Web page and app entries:

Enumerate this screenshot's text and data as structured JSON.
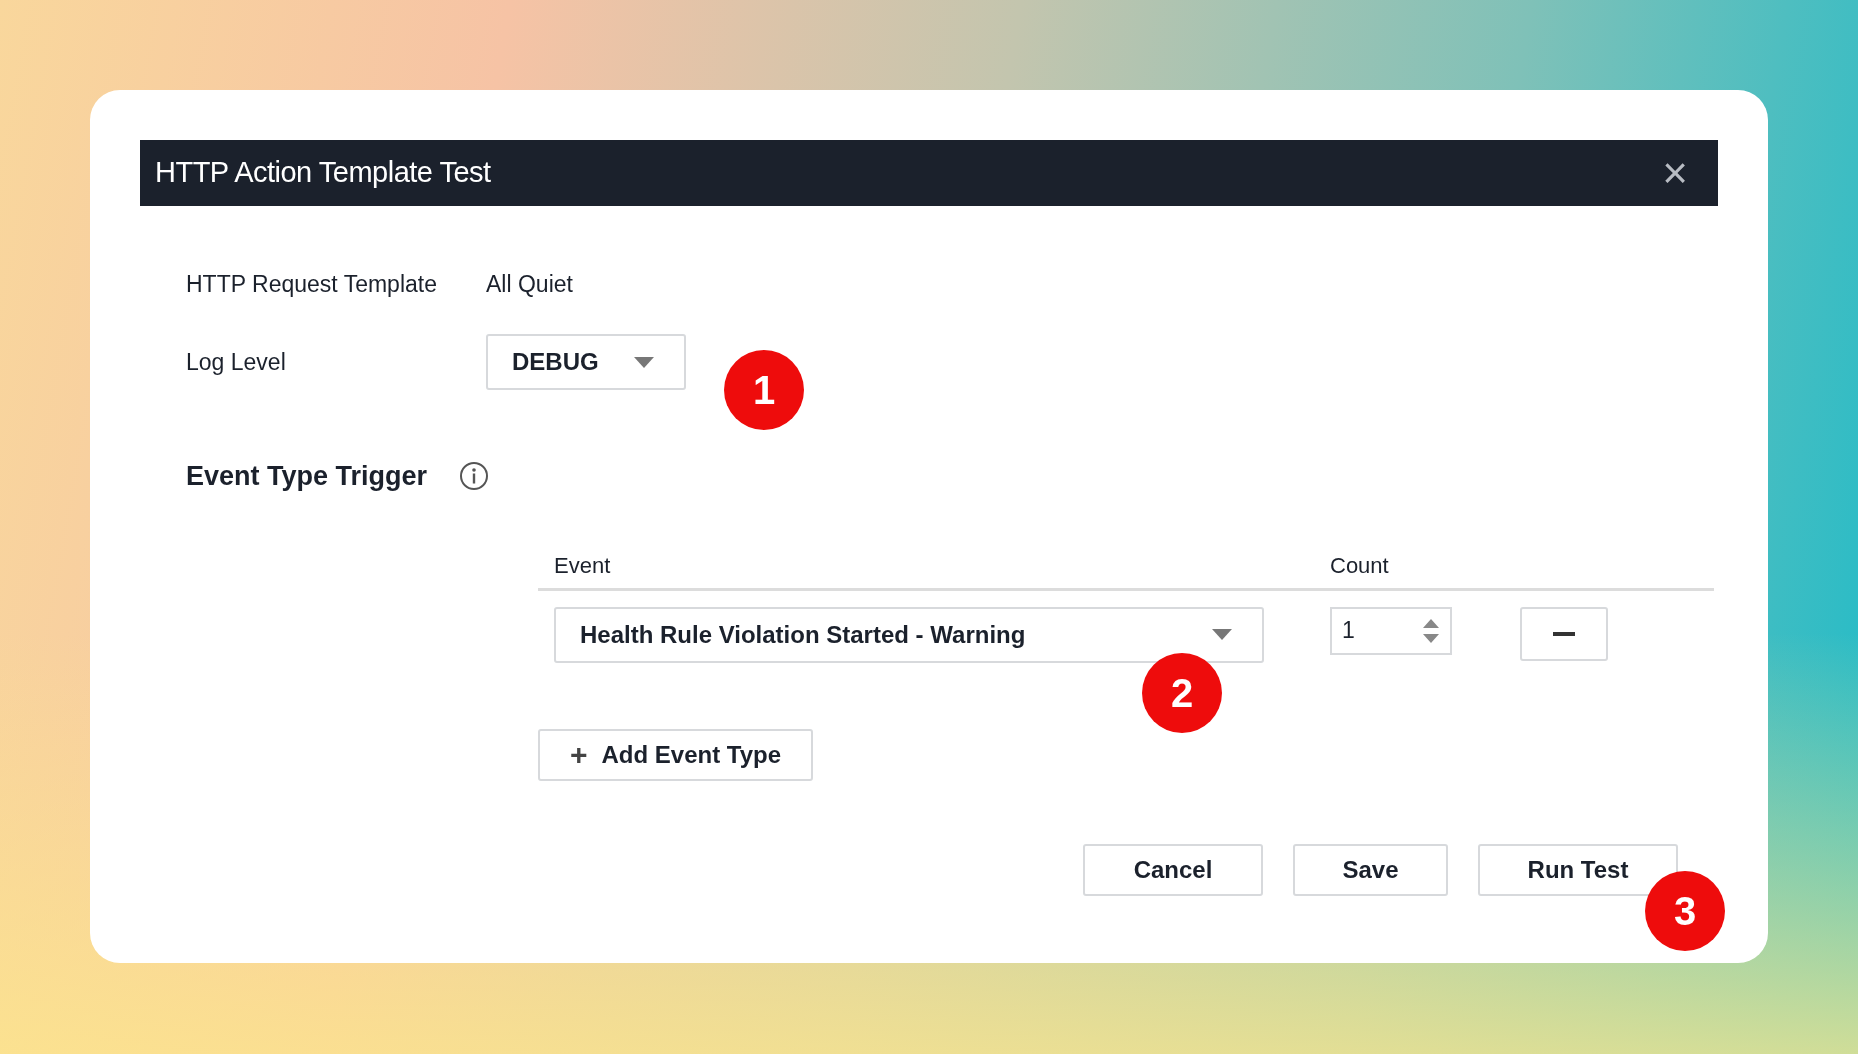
{
  "dialog": {
    "title": "HTTP Action Template Test",
    "close_icon": "×"
  },
  "fields": [
    {
      "label": "HTTP Request Template",
      "kind": "text",
      "value": "All Quiet"
    },
    {
      "label": "Log Level",
      "kind": "dropdown",
      "value": "DEBUG",
      "callout": "1"
    }
  ],
  "section": {
    "title": "Event Type Trigger"
  },
  "table": {
    "columns": [
      "Event",
      "Count"
    ],
    "rows": [
      {
        "event": "Health Rule Violation Started - Warning",
        "count": "1",
        "callout": "2"
      }
    ]
  },
  "add_button": {
    "icon": "+",
    "label": "Add Event Type"
  },
  "buttons": [
    {
      "label": "Cancel"
    },
    {
      "label": "Save"
    },
    {
      "label": "Run Test",
      "callout": "3"
    }
  ]
}
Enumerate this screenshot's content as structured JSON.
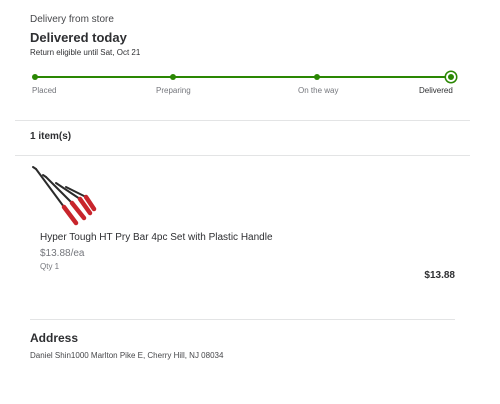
{
  "delivery": {
    "eyebrow": "Delivery from store",
    "status_title": "Delivered today",
    "return_note": "Return eligible until Sat, Oct 21",
    "progress": 1.0,
    "steps": [
      {
        "label": "Placed",
        "completed": true
      },
      {
        "label": "Preparing",
        "completed": true
      },
      {
        "label": "On the way",
        "completed": true
      },
      {
        "label": "Delivered",
        "completed": true,
        "current": true
      }
    ]
  },
  "items": {
    "heading": "1 item(s)",
    "list": [
      {
        "image_icon": "pry-bar-set-image",
        "name": "Hyper Tough HT Pry Bar 4pc Set with Plastic Handle",
        "unit_price": "$13.88/ea",
        "qty": "Qty 1",
        "total": "$13.88"
      }
    ]
  },
  "address": {
    "heading": "Address",
    "line": "Daniel Shin1000 Marlton Pike E, Cherry Hill, NJ 08034"
  },
  "colors": {
    "progress_green": "#2a8703",
    "handle_red": "#c8252c",
    "text_dark": "#2e2f32",
    "text_muted": "#74767c",
    "divider": "#e3e4e5"
  }
}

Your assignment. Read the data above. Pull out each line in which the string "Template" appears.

Finished exercise.
    "title": "HTTP Action Template Test",
      "label": "HTTP Request Template",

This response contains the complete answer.